30 jun 2018 Inspirational teaching
I have recently discussed with another teacher that we should never lose track of the lessons we learn from inspirational teachers. We learn a lot throughout our professional teaching lives, but also from our long-lasting lives as learners. We take courses, study, research, observe. In this post I would like to write about those teachers who inspire learners to act, think, be curious, be brave and so much more. Those are the teachers that I believe make a difference in the world.
I remember one of the greatest teachers I had and the lessons she taught me when she had the opportunity. She taught French at the school I went to, a state school that would no longer offer French lessons. I was 10 years old and had been looking forward to having those language lessons.
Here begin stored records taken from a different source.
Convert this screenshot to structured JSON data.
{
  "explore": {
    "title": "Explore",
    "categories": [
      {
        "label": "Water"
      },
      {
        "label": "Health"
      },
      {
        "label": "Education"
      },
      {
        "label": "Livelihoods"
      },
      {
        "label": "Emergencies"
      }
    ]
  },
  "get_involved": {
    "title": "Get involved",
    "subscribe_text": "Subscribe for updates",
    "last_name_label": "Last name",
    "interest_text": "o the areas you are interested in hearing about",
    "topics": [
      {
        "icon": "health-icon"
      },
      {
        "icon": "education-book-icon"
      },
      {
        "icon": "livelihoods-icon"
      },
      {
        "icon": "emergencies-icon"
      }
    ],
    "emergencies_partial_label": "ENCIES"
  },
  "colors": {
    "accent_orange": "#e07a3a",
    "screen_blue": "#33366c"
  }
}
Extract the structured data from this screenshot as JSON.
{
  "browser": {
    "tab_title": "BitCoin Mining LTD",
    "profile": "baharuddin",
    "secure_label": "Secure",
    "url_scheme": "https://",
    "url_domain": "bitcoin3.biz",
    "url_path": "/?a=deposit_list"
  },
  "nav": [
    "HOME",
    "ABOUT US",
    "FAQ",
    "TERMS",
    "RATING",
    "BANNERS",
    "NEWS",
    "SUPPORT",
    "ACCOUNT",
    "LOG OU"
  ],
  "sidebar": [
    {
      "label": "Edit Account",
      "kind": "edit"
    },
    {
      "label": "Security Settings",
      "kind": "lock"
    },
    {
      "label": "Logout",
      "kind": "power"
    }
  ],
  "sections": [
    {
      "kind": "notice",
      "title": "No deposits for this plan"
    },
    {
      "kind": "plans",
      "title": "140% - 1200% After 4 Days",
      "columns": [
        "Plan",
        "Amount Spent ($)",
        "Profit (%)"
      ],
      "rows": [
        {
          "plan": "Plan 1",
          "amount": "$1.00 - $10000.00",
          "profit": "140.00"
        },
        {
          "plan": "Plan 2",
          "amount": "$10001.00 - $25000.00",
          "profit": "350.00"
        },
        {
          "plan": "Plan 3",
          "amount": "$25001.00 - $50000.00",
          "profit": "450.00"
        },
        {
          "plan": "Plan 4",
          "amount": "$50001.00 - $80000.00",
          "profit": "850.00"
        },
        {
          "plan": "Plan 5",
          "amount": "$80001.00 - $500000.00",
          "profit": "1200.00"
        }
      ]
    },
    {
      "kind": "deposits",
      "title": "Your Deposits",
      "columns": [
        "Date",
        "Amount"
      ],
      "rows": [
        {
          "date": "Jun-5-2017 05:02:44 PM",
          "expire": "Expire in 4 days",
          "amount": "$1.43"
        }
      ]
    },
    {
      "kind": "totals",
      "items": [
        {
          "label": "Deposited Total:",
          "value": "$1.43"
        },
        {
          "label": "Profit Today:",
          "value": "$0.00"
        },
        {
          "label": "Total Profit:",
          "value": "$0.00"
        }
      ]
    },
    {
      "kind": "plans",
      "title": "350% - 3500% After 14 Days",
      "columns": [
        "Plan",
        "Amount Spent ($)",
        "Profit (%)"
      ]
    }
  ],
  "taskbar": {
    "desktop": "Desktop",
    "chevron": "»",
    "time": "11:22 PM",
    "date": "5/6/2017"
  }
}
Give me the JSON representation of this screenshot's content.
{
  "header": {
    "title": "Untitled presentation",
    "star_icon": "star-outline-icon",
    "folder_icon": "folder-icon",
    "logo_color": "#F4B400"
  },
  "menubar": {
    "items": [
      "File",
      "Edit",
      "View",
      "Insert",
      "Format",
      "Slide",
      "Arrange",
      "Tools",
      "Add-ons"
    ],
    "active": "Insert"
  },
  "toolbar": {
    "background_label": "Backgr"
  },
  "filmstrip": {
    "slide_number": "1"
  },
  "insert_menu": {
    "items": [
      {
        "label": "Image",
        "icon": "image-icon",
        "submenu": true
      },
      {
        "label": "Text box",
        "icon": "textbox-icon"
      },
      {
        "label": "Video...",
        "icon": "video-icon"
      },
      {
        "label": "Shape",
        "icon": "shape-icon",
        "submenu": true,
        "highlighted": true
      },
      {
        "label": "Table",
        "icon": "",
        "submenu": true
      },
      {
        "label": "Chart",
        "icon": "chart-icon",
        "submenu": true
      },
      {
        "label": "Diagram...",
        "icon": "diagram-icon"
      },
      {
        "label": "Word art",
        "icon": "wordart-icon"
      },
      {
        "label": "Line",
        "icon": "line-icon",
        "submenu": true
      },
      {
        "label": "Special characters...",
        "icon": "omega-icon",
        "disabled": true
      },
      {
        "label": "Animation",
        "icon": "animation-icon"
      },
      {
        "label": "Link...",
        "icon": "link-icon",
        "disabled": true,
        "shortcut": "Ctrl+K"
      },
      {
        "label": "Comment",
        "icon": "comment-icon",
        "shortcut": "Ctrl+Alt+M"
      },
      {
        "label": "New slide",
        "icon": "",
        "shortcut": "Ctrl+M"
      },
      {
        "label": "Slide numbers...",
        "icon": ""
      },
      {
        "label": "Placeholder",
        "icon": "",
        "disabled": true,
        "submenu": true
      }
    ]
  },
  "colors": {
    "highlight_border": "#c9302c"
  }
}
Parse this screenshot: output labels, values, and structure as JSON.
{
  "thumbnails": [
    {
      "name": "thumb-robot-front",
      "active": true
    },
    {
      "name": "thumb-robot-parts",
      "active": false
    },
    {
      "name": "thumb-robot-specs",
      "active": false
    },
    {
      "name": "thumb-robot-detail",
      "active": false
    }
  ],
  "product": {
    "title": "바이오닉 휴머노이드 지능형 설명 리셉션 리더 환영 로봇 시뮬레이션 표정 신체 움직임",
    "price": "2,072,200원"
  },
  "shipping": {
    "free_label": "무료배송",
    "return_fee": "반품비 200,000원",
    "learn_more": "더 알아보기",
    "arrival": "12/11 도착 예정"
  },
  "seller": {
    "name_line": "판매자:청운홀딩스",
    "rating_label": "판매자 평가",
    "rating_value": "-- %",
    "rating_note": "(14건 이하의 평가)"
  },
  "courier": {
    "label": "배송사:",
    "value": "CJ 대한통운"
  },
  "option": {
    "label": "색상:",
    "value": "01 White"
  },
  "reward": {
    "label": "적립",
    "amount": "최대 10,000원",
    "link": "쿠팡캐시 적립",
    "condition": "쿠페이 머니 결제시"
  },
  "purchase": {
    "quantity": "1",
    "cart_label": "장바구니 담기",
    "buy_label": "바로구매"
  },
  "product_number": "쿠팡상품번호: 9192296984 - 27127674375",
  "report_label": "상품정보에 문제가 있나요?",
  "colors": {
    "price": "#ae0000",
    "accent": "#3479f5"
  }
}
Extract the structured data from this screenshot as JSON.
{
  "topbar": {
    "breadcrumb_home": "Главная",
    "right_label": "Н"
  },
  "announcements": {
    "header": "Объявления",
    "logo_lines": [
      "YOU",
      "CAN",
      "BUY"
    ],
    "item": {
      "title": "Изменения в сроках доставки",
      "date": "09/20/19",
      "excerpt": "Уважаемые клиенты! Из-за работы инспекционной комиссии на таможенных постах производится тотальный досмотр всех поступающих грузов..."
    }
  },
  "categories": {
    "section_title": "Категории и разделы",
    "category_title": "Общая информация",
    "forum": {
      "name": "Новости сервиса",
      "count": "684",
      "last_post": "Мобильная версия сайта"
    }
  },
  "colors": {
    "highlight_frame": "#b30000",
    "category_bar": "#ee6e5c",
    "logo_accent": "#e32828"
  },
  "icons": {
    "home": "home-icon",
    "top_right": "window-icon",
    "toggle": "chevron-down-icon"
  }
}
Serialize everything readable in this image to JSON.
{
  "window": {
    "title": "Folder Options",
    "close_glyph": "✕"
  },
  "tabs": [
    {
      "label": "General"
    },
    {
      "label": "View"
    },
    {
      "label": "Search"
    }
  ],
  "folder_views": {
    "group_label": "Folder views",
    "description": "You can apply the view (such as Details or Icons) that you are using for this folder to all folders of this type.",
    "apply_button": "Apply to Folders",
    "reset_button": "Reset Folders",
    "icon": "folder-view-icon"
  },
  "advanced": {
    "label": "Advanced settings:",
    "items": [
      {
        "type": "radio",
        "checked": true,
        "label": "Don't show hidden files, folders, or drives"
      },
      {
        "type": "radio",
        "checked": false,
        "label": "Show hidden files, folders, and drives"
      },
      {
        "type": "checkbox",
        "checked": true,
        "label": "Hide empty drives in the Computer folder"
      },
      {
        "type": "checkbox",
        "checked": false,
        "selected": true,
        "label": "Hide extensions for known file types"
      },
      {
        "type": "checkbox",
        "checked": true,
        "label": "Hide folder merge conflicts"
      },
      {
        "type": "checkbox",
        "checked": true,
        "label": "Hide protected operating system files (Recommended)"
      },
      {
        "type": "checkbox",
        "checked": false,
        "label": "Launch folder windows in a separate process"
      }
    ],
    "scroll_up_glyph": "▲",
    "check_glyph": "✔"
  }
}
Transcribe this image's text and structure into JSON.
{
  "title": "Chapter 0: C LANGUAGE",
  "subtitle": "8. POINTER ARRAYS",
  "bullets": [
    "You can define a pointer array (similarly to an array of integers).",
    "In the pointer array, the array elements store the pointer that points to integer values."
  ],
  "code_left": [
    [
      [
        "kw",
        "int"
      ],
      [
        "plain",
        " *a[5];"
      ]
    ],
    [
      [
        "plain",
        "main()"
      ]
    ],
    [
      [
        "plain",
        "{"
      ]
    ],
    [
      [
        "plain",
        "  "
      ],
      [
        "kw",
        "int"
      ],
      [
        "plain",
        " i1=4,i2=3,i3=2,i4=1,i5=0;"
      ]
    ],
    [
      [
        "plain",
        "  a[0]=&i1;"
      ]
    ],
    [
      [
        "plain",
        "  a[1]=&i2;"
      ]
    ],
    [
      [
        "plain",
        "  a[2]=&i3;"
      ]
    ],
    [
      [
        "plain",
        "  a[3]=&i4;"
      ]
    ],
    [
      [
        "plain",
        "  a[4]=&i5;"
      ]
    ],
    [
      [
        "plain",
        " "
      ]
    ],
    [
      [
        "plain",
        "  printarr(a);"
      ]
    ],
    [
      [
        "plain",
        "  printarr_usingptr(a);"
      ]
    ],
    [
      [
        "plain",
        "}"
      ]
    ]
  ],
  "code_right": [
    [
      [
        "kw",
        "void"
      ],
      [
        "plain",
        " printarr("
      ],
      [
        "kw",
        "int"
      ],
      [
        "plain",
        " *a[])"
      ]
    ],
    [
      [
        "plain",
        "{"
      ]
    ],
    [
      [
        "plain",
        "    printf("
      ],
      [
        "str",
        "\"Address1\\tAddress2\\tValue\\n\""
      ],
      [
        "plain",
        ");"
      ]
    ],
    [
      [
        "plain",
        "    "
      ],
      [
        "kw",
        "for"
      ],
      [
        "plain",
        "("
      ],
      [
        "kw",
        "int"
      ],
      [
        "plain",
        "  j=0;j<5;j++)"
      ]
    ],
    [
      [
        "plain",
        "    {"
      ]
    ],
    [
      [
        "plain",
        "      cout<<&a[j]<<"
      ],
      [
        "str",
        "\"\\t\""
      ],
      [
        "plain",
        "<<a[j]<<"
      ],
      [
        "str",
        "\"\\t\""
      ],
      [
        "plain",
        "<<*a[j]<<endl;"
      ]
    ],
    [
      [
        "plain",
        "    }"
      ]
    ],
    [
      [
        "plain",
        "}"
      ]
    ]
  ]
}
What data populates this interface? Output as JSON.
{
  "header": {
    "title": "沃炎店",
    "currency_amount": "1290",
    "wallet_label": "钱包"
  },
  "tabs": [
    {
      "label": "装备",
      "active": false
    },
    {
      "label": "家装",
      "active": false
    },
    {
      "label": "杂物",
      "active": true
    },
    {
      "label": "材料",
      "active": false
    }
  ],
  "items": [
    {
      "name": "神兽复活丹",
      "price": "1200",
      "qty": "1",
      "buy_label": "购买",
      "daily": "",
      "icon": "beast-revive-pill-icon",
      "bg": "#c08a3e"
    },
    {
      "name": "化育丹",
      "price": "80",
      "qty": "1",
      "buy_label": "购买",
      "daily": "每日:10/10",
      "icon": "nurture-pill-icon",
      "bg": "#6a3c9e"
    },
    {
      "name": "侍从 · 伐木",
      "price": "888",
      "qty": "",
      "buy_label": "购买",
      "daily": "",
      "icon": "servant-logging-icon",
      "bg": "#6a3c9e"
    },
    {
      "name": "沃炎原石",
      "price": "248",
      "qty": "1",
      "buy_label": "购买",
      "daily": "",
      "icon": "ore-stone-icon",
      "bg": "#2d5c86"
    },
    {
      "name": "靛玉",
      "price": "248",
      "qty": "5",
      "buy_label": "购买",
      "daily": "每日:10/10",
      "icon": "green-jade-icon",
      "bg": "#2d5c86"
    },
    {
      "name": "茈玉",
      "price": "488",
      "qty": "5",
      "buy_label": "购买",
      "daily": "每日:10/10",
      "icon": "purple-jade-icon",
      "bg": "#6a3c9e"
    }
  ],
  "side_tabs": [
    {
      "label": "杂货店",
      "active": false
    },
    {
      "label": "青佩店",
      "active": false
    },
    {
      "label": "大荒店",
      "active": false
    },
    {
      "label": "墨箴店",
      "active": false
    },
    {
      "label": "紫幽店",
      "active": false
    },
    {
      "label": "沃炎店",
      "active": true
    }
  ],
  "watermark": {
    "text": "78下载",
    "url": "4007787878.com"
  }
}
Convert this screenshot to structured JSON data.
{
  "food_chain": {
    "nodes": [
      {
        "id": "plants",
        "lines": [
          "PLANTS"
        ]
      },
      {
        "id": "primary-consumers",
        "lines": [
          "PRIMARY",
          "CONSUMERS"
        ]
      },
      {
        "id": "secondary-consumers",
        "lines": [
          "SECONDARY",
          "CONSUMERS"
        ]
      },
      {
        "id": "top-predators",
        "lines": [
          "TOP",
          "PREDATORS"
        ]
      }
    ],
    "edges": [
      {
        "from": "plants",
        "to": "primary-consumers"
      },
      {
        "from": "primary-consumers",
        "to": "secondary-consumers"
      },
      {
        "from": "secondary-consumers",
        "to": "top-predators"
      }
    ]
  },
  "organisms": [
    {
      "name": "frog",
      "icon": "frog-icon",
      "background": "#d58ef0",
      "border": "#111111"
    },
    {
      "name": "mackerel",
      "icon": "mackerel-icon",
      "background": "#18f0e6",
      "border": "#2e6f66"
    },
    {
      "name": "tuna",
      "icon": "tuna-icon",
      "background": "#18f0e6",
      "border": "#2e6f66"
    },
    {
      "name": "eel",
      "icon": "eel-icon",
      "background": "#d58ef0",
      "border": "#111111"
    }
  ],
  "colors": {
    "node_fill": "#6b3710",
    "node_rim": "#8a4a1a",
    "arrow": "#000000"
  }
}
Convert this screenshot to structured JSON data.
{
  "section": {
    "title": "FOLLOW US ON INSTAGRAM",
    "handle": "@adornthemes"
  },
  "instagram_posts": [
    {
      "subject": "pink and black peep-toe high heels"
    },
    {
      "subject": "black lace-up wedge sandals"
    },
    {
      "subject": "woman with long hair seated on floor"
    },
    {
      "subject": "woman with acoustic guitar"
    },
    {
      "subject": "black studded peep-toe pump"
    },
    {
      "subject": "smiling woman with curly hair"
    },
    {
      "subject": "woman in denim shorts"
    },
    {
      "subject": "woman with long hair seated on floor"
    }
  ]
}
Then I learned the curriculum had changed. The teacher, D. Vera, decided to keep the projects she had built in the school, offering French as a free optional activity. Many of us joined the group. Not only the lessons, but all the involvement with the French language and culture, including a singing competition. D. Vera was the leader in taking many of us to perform on stage. What that meant for us is indescribable and the lessons learned went way beyond French.
That teacher showed us that if you are passionate about what you do, you find ways of working towards it. Also, that the dedication teachers have to their work inspires learners to go out of their way and take extra lessons nobody was forced to join. However hard it might have been for her to keep working with us, she never let out any complaint. She would come to school with a huge smile on her face, lots of different resources, ideas – remember that happened thirty years ago, when materials were not as available as they are today. She had another job and in hindsight I believe we were part of her volunteer work to build society. Not once did she miss a lesson, not once did she think we were not able to speak the language (or even win a competition singing in French).
D. Vera was not the first, nor the last inspirational teacher I had. However, I owe it to her to have given me the chance to teach my first lesson. She was the one who invited me to start teaching, at the age of 14, when she was unable to teach all the lessons to learners joining the optional activity. She did tell me a lot about the materials to use, the language. But the most important thing she told me was that anyone would be able to learn if I believed so, because if I truly believed that I would find a way to help them properly.
Now I see that she was also saying that she believed in me as a teacher and I thank her very much for noticing where my passion was. I hope to become at least half as inspirational as she was to me and my colleagues. Who were the teachers that inspired you to become teachers?